An advertisement published by the UK Government on social media has been withdrawn after receiving widespread criticism for perpetuating harmful gender stereotypes.
The ad urging people to stay home to prevent the spread of COVID-19 depicts an illustration of four houses. In three of the images, women and girls are shown ironing, cleaning, caring for children and bearing the brunt of the domestic care load. Meanwhile, the only man included is depicted sitting on a couch.
This campaign comes amidst significant setbacks during the COVID-19 pandemic to previous gains in gender equality. Recent data from UN Women shows that both women and men have increased their unpaid workloads in the wake of COVID-19, but women are still doing the lion’s share. Women are also taking on a greater intensity of care-related tasks than men.
Stereotypes about the role of women as confined to the domestic or family sphere underpin multiple inequalities, including obstacles to girls' equal access to education and the advancement of women into leadership positions within the workforce.
Keith Weed, Vice-Chair of the Unstereotype Alliance UK National Chapter, called on all advertisers to learn from this misstep: “The Unstereotype Alliance UK is pleased to see that the Government has withdrawn its social media advert depicting archaic gender stereotypes as part of its ‘Stay Home. Save Lives’ message. But this is a ‘teachable moment’ that we can’t let slide. When we talk about building back better from COVID-19, advertisers must depict men sharing the burden of care in the home - taking an active part in childcare, in housework, in home schooling.”
Weed also referenced the growing gender gap in unpaid work during the pandemic: “Only then will we reclaim ground lost to COVID and ensure that people of all genders can continue working during lockdown, that women can get back to the workplace and to the boardroom table. Statistics tell us this has already been severely impacted and stereotypical portrayals like this are what send the fight for gender equality back decades. Advertisers must acknowledge the powerfully progressive role they can play. Governments, even more so.”
Whilst there have been reported advancements in progressive depictions of men and women in advertising, according to recent Unstereotype Metric data only 7% of women and 9% of men are shown in non-traditional, unstereotyped roles across the 29 markets measured. Furthermore, COVID-19 has stunted the advertising industry’s progress towards unstereotyped depictions of women; between March and November 2020, women were less likely to appear in speaking roles or to be shown as working, and more likely to be cast in traditional roles.

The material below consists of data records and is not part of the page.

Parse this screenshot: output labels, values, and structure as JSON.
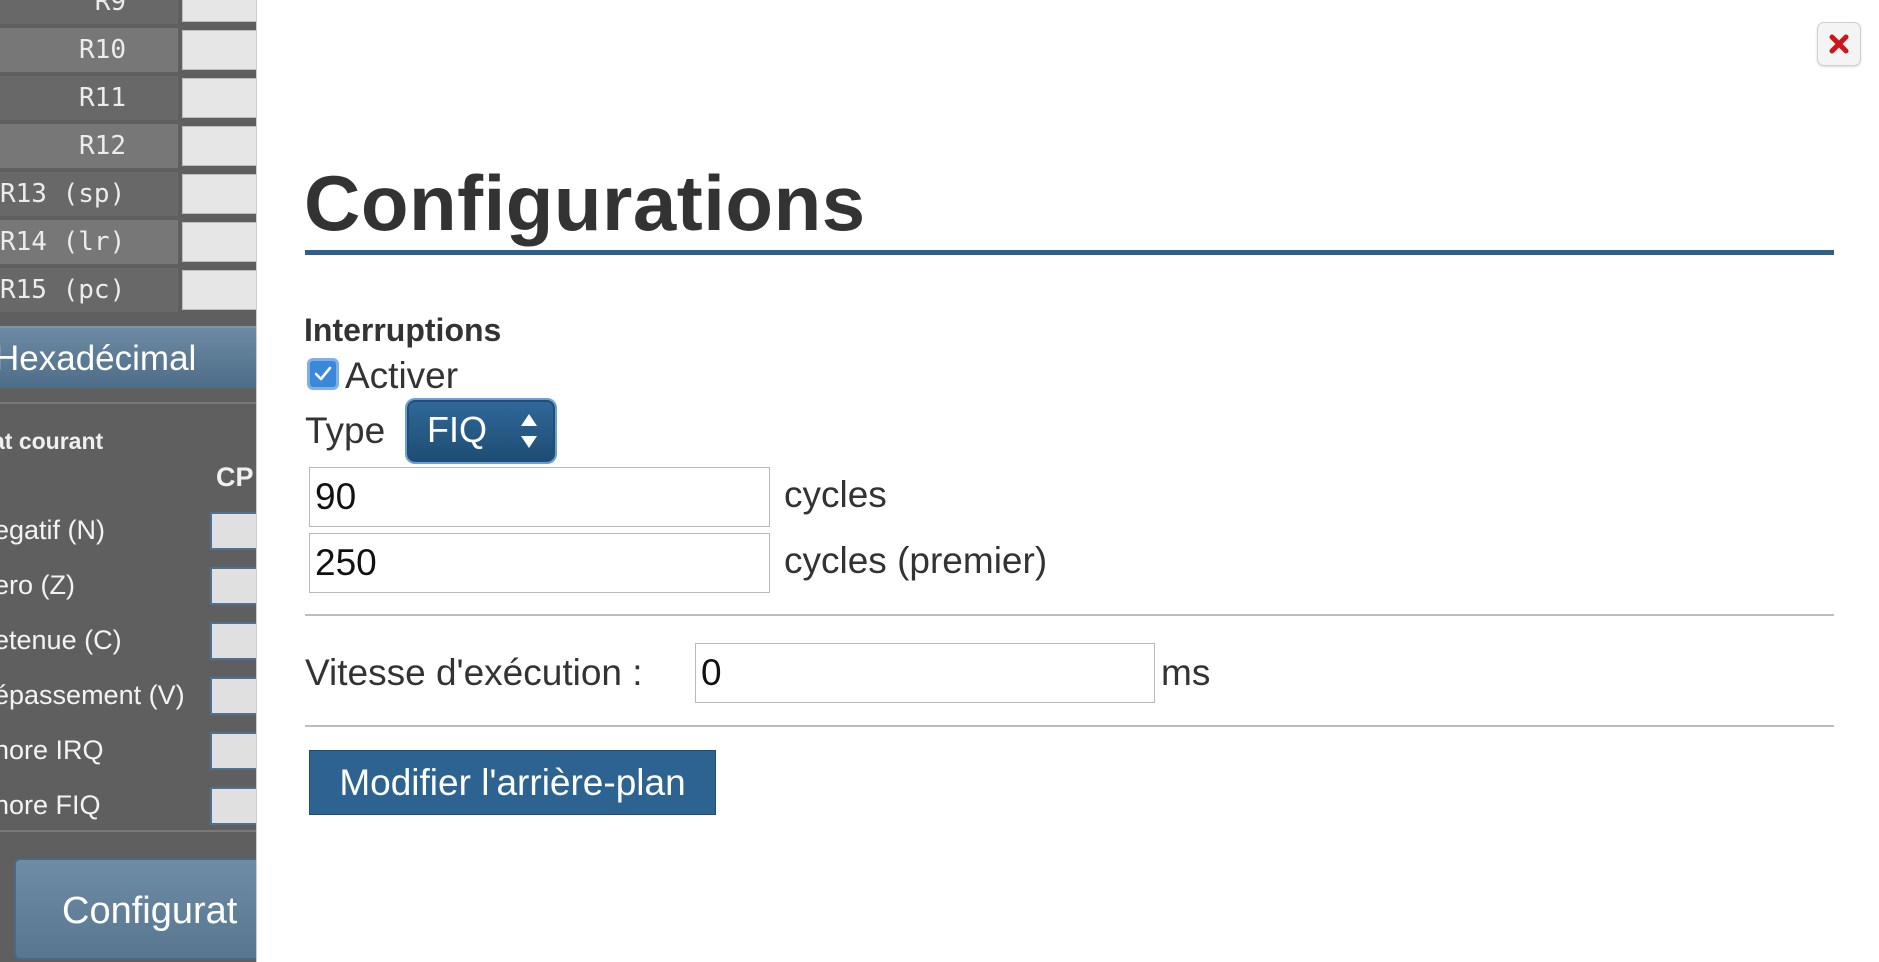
{
  "registers": [
    {
      "label": "R9",
      "alt": false
    },
    {
      "label": "R10",
      "alt": true
    },
    {
      "label": "R11",
      "alt": false
    },
    {
      "label": "R12",
      "alt": true
    },
    {
      "label": "R13 (sp)",
      "alt": false
    },
    {
      "label": "R14 (lr)",
      "alt": true
    },
    {
      "label": "R15 (pc)",
      "alt": false
    }
  ],
  "sidebar": {
    "hex_button": "Hexadécimal",
    "state_heading": "at courant",
    "cpsr_header": "CP",
    "flags": [
      "egatif (N)",
      "ero (Z)",
      "etenue (C)",
      "épassement (V)",
      "nore IRQ",
      "nore FIQ"
    ],
    "config_button": "Configurat"
  },
  "modal": {
    "title": "Configurations",
    "close_icon": "close-icon",
    "interruptions": {
      "heading": "Interruptions",
      "enable_label": "Activer",
      "enabled": true,
      "type_label": "Type",
      "type_value": "FIQ",
      "cycles_value": "90",
      "cycles_unit": "cycles",
      "first_value": "250",
      "first_unit": "cycles (premier)"
    },
    "speed": {
      "label": "Vitesse d'exécution :",
      "value": "0",
      "unit": "ms"
    },
    "background_button": "Modifier l'arrière-plan"
  },
  "colors": {
    "accent": "#2e5f89",
    "button": "#2d6390",
    "close": "#d0141c"
  }
}
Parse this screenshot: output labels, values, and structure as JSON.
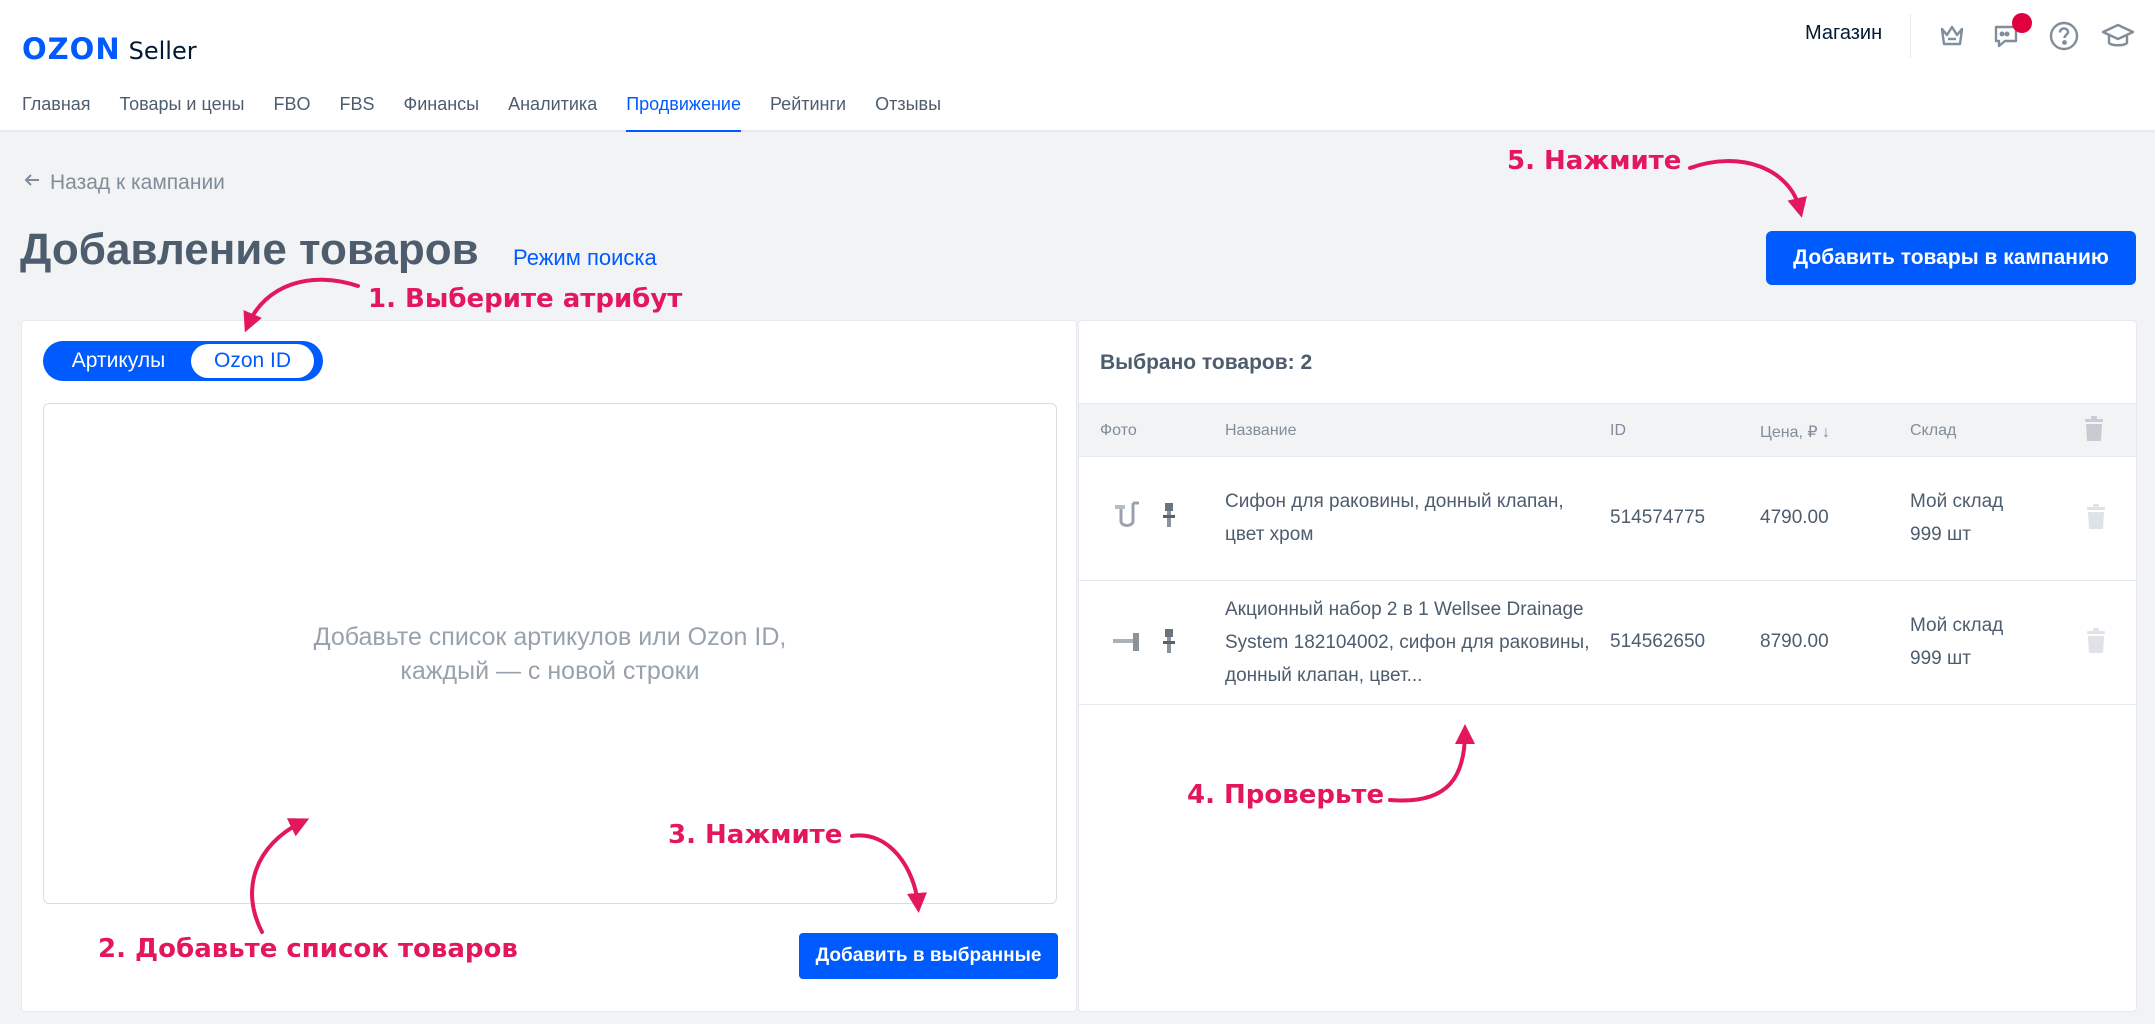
{
  "brand": {
    "name": "OZON",
    "product": "Seller",
    "accent": "#005bff",
    "annotation_color": "#e3175d"
  },
  "header": {
    "store_label": "Магазин",
    "icons": [
      "crown-icon",
      "chat-icon",
      "help-icon",
      "academy-icon"
    ],
    "nav": [
      {
        "label": "Главная",
        "active": false
      },
      {
        "label": "Товары и цены",
        "active": false
      },
      {
        "label": "FBO",
        "active": false
      },
      {
        "label": "FBS",
        "active": false
      },
      {
        "label": "Финансы",
        "active": false
      },
      {
        "label": "Аналитика",
        "active": false
      },
      {
        "label": "Продвижение",
        "active": true
      },
      {
        "label": "Рейтинги",
        "active": false
      },
      {
        "label": "Отзывы",
        "active": false
      }
    ]
  },
  "page": {
    "back_link": "Назад к кампании",
    "title": "Добавление товаров",
    "search_mode": "Режим поиска",
    "add_to_campaign": "Добавить товары в кампанию"
  },
  "left_panel": {
    "toggle": {
      "option_1": "Артикулы",
      "option_2": "Ozon ID",
      "selected": "Ozon ID"
    },
    "placeholder": "Добавьте список артикулов или Ozon ID, каждый — с новой строки",
    "add_selected": "Добавить в выбранные"
  },
  "right_panel": {
    "selected_count": "Выбрано товаров: 2",
    "columns": {
      "photo": "Фото",
      "name": "Название",
      "id": "ID",
      "price": "Цена, ₽ ↓",
      "warehouse": "Склад"
    },
    "rows": [
      {
        "name": "Сифон для раковины, донный клапан, цвет хром",
        "id": "514574775",
        "price": "4790.00",
        "warehouse": "Мой склад",
        "qty": "999 шт"
      },
      {
        "name": "Акционный набор 2 в 1 Wellsee Drainage System 182104002, сифон для раковины, донный клапан, цвет...",
        "id": "514562650",
        "price": "8790.00",
        "warehouse": "Мой склад",
        "qty": "999 шт"
      }
    ]
  },
  "annotations": {
    "step1": "1. Выберите атрибут",
    "step2": "2. Добавьте список товаров",
    "step3": "3. Нажмите",
    "step4": "4. Проверьте",
    "step5": "5. Нажмите"
  }
}
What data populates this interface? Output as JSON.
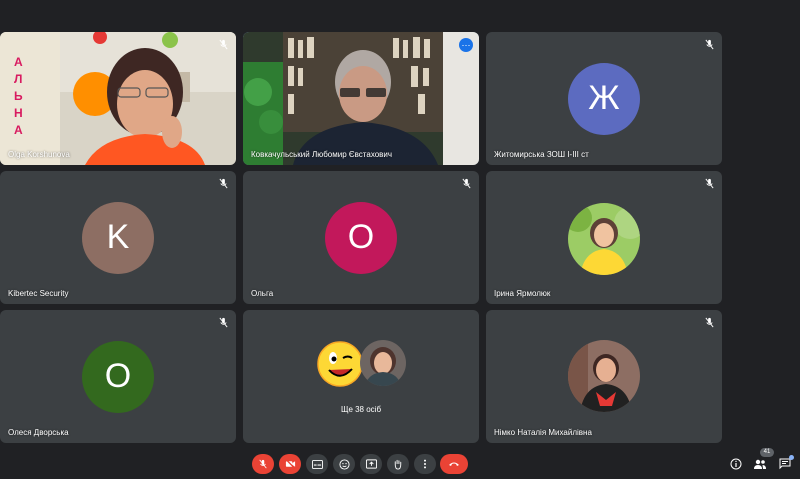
{
  "tiles": [
    {
      "name": "Olga Korshunova",
      "type": "video"
    },
    {
      "name": "Ковкачульський Любомир Євстахович",
      "type": "video",
      "active": true
    },
    {
      "name": "Житомирська ЗОШ І-ІІІ ст",
      "type": "avatar",
      "initial": "Ж",
      "color": "#5c6bc0"
    },
    {
      "name": "Kibertec Security",
      "type": "avatar",
      "initial": "K",
      "color": "#8d6e63"
    },
    {
      "name": "Ольга",
      "type": "avatar",
      "initial": "О",
      "color": "#c2185b"
    },
    {
      "name": "Ірина Ярмолюк",
      "type": "photo"
    },
    {
      "name": "Олеся Дворська",
      "type": "avatar",
      "initial": "О",
      "color": "#33691e"
    },
    {
      "others_label": "Ще 38 осіб",
      "type": "others"
    },
    {
      "name": "Німко Наталія Михайлівна",
      "type": "photo"
    }
  ],
  "poster_text": "АЛЬНА",
  "participants_count": "41",
  "colors": {
    "background": "#202124",
    "tile": "#3c4043",
    "danger": "#ea4335",
    "accent": "#1a73e8"
  },
  "toolbar_icons": [
    "mic-off-icon",
    "camera-off-icon",
    "captions-icon",
    "emoji-icon",
    "present-icon",
    "raise-hand-icon",
    "more-options-icon",
    "end-call-icon"
  ],
  "right_icons": [
    "info-icon",
    "people-icon",
    "chat-icon"
  ]
}
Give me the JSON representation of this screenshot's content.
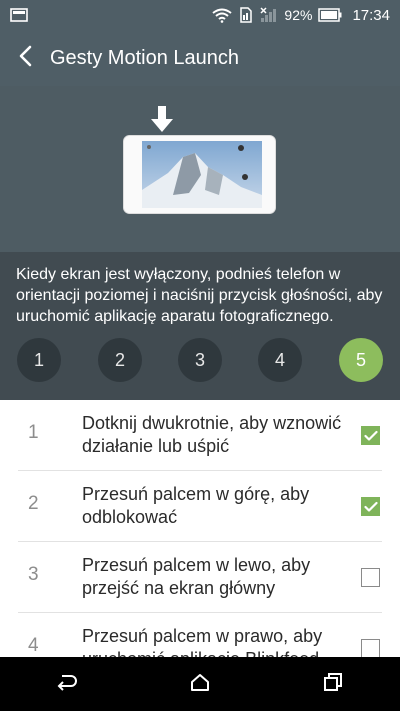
{
  "status_bar": {
    "battery_percent": "92%",
    "time": "17:34",
    "icons": [
      "screenshot-icon",
      "wifi-icon",
      "sim-icon",
      "signal-icon",
      "battery-icon"
    ]
  },
  "app_bar": {
    "title": "Gesty Motion Launch"
  },
  "info": {
    "description": "Kiedy ekran jest wyłączony, podnieś telefon w orientacji poziomej i naciśnij przycisk głośności, aby uruchomić aplikację aparatu fotograficznego."
  },
  "steps": [
    {
      "label": "1",
      "active": false
    },
    {
      "label": "2",
      "active": false
    },
    {
      "label": "3",
      "active": false
    },
    {
      "label": "4",
      "active": false
    },
    {
      "label": "5",
      "active": true
    }
  ],
  "gestures": [
    {
      "number": "1",
      "text": "Dotknij dwukrotnie, aby wznowić działanie lub uśpić",
      "checked": true
    },
    {
      "number": "2",
      "text": "Przesuń palcem w górę, aby odblokować",
      "checked": true
    },
    {
      "number": "3",
      "text": "Przesuń palcem w lewo, aby przejść na ekran główny",
      "checked": false
    },
    {
      "number": "4",
      "text": "Przesuń palcem w prawo, aby uruchomić aplikację Blinkfeed",
      "checked": false
    }
  ],
  "colors": {
    "toolbar": "#4f5e66",
    "info_bg": "#414b51",
    "accent_green": "#8dbd5d",
    "step_bg": "#2f383d"
  }
}
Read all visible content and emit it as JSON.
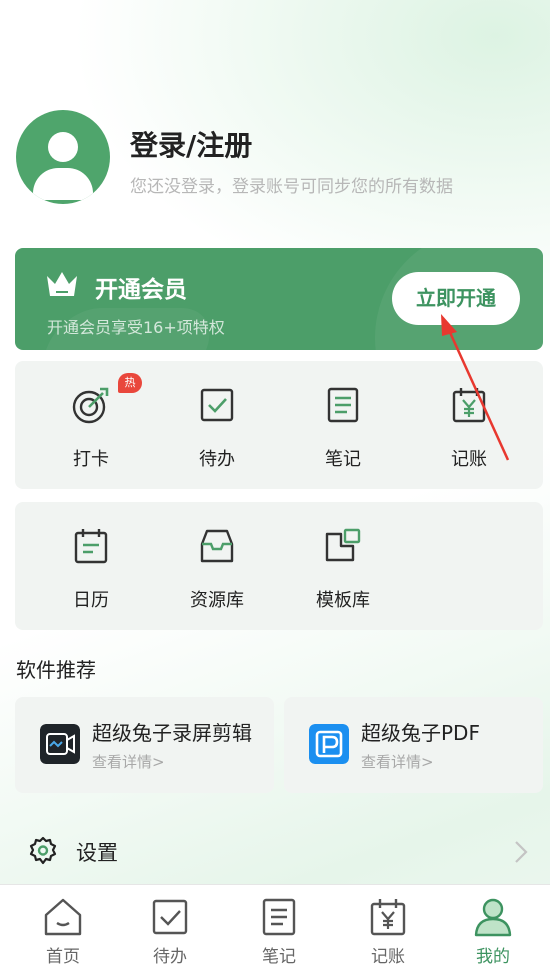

This is a pertinent example of why organisations must ensure that all communications, including those shared on digital channels, are rigorously checked for stereotypes and bias. The public and private sector alike must leverage advertising and communications as a vehicle to dismantle harmful stereotypes and shape a more equal society.